[Data in this exercise — start]
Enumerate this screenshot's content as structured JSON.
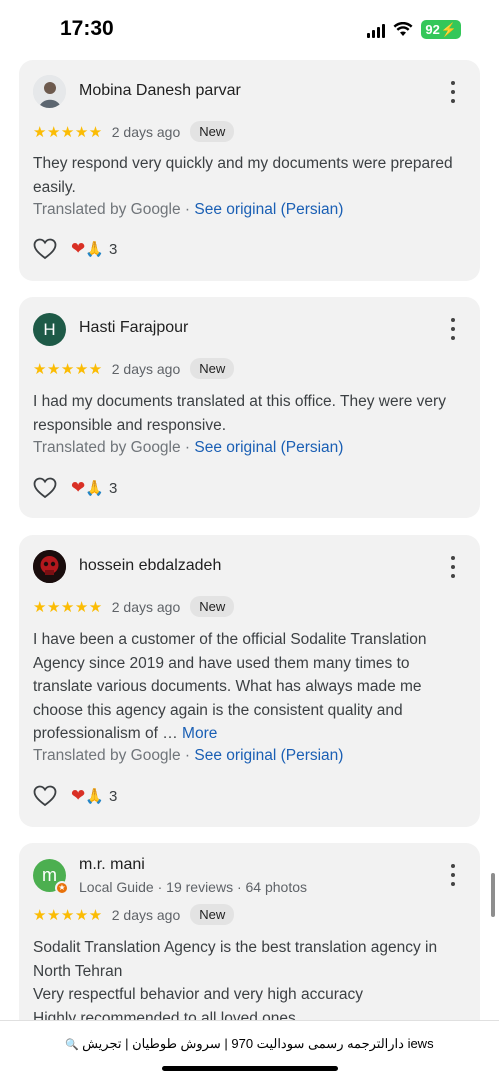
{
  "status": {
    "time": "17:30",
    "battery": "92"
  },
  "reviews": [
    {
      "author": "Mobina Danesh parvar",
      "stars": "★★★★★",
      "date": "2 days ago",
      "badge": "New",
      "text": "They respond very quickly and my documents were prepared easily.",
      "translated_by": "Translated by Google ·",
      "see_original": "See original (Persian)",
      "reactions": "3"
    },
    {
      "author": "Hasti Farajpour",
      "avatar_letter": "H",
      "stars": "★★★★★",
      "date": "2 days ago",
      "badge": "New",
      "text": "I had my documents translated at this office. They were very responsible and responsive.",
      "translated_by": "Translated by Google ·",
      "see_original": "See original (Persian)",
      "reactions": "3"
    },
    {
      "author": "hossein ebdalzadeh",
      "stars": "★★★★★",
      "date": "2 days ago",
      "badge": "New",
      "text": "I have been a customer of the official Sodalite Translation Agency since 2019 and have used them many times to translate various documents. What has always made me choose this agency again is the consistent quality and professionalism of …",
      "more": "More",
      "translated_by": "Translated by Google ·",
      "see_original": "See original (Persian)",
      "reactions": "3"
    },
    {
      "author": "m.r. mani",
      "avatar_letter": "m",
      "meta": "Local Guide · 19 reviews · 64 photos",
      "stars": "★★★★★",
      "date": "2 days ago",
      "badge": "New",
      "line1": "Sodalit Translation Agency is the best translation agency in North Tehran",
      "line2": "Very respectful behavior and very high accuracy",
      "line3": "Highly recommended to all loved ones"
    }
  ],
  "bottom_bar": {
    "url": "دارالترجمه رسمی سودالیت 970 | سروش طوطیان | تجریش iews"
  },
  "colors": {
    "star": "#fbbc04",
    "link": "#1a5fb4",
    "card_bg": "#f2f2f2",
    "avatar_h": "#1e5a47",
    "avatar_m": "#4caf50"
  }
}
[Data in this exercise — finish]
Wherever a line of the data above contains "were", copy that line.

(Exercise result)
      "text": "They respond very quickly and my documents were prepared easily.",
      "text": "I had my documents translated at this office. They were very responsible and responsive.",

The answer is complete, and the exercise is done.